Last weekend, two screeners of upcoming Netflix movies leaked ahead of their official premiere. “The Power of the Dog” and “The Guilty” are now widely shared on pirate sites, something that has triggered a series of takedown requests. Interestingly, the Toronto International Film Festival, which could be where the films leaked from, is particularly active.
Screeners are advance copies of recent movies that are generally sent out to critics and awards voter for review.
Some of these copies end up in the hands of pirates and are subsequently published online. This includes screeners of potential Academy Award nominees, which usually appear around December.
Netflix Screeners Leak
Over the past two years, this trend was broken. In 2020, the first movie screeners surfaced in October and this year the Netflix movies “The Power of the Dog” and “The Guilty” leaked even earlier.
While the leaked films are labeled as screeners, they don’t appear to be the typical award show releases. Instead, release group EVO hinted that they were sourced from a film festival. The name of the festival was kept private but in our earlier report, we mentioned the Toronto International Film Festival (TIFF) as an option.

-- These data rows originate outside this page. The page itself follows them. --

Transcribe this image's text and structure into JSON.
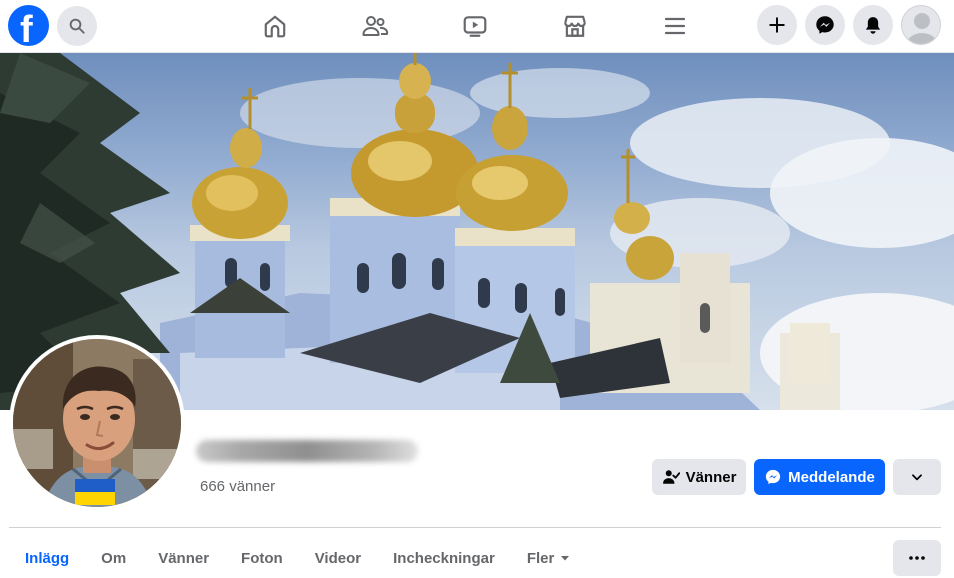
{
  "nav": {
    "logo_icon": "facebook-logo-icon",
    "search_icon": "search-icon",
    "center_icons": [
      "home-icon",
      "friends-icon",
      "watch-video-icon",
      "marketplace-icon",
      "menu-hamburger-icon"
    ],
    "right_icons": [
      "plus-icon",
      "messenger-icon",
      "notifications-bell-icon",
      "account-avatar-icon"
    ]
  },
  "profile": {
    "friends_count": "666 vänner",
    "friends_button": "Vänner",
    "message_button": "Meddelande"
  },
  "tabs": [
    {
      "label": "Inlägg",
      "active": true
    },
    {
      "label": "Om"
    },
    {
      "label": "Vänner"
    },
    {
      "label": "Foton"
    },
    {
      "label": "Videor"
    },
    {
      "label": "Incheckningar"
    },
    {
      "label": "Fler"
    }
  ],
  "colors": {
    "brand": "#0866ff",
    "button_gray": "#e4e6eb",
    "secondary_text": "#65676b"
  }
}
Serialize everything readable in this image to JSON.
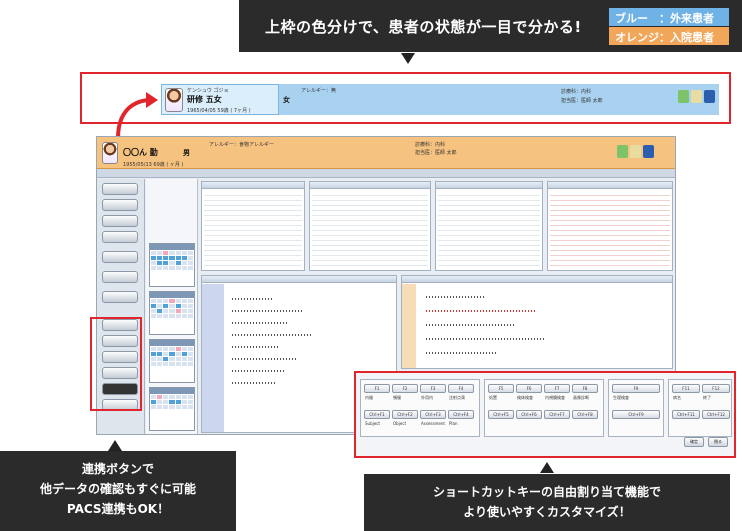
{
  "top_banner": {
    "title": "上枠の色分けで、患者の状態が一目で分かる!",
    "legend_blue": "ブルー　：外来患者",
    "legend_orange": "オレンジ：入院患者"
  },
  "blue_header": {
    "kana": "ケンシュウ ゴジョ",
    "name": "研修 五女",
    "sex": "女",
    "age_line": "1965/04/05  59歳 ( 7ヶ月 )",
    "allergy_label": "アレルギー：無",
    "ward_label": "診療科：内科",
    "doctor_label": "担当医：医師 太郎"
  },
  "orange_header": {
    "name": "〇〇ん 勤",
    "sex": "男",
    "age_line": "1955/05/13  69歳 ( ヶ月 )",
    "allergy_label": "アレルギー：食物アレルギー",
    "ward_label": "診療科：内科",
    "doctor_label": "担当医：医師 太郎"
  },
  "shortcuts": {
    "groups": [
      {
        "keys": [
          "F1",
          "F2",
          "F3",
          "F4"
        ],
        "labels": [
          "内服",
          "頓服",
          "外用内",
          "注射点滴"
        ],
        "ctrl_keys": [
          "Ctrl+F1",
          "Ctrl+F2",
          "Ctrl+F3",
          "Ctrl+F4"
        ],
        "ctrl_labels": [
          "Subject",
          "Object",
          "Assessment",
          "Plan"
        ]
      },
      {
        "keys": [
          "F5",
          "F6",
          "F7",
          "F8"
        ],
        "labels": [
          "処置",
          "検体検査",
          "内視鏡検査",
          "画像診断"
        ],
        "ctrl_keys": [
          "Ctrl+F5",
          "Ctrl+F6",
          "Ctrl+F7",
          "Ctrl+F8"
        ],
        "ctrl_labels": [
          "",
          "",
          "",
          ""
        ]
      },
      {
        "keys": [
          "F9"
        ],
        "labels": [
          "生理検査"
        ],
        "ctrl_keys": [
          "Ctrl+F9"
        ],
        "ctrl_labels": [
          ""
        ]
      },
      {
        "keys": [
          "F11",
          "F12"
        ],
        "labels": [
          "病名",
          "終了"
        ],
        "ctrl_keys": [
          "Ctrl+F11",
          "Ctrl+F12"
        ],
        "ctrl_labels": [
          "",
          ""
        ]
      }
    ],
    "ok_label": "確定",
    "close_label": "閉る"
  },
  "captions": {
    "left_line1": "連携ボタンで",
    "left_line2": "他データの確認もすぐに可能",
    "left_line3": "PACS連携もOK！",
    "right_line1": "ショートカットキーの自由割り当て機能で",
    "right_line2": "より使いやすくカスタマイズ！"
  },
  "colors": {
    "outpatient_blue": "#6fb3e6",
    "inpatient_orange": "#f2a65a",
    "highlight_red": "#e0262c"
  }
}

TIFF is in full swing and both Netflix titles are on the ‘screening’ program there. This could all be a coincidence but after the films leaked, TIFF was quick to hire a takedown service to have links to the leaked movies removed from Google’s search results.
TIFF Issues Takedown Requests
With these types of prominent leaks, we always keep an eye on online enforcement activities. Initially, we expected that Netflix would be quick to issue a series of takedown requests but, thus far, the Toronto Film Festival has been the most active.
Shortly after the leaks became public, the renowned anti-piracy outfit Web Sheriff sent a series of takedown notices on behalf of TIFF, asking Google to remove hundreds of URLs from its search engine. These links point to leaked screener copies of “The Power of the Dog” and “The Guilty.”
The takedown notices are not direct evidence that the leaks originate from TIFF. After all, the festival secured permission to broadcast the titles, so it could be simply be protecting its ‘rights.’
That said, this week’s notices only cover the leaked screeners and they are the first takedown requests TIFF has sent in nearly a year.
No Official Comment Yet
The above makes it more likely that the film festival is inadvertently the source of the leak. We reached out to the festival requesting a comment on our findings and its potential link to the pirated screeners but the organization didn’t immediately reply.
When screeners of “Falling” and “My Salinger Year” leaked last year we identified the annual Vancouver International Film Festival (VIFF) as a potential source. The leaks appeared shortly after they were screened at the festival, but this potential connection was never officially confirmed.
Many thanks to TorrentFreak for the breaking news.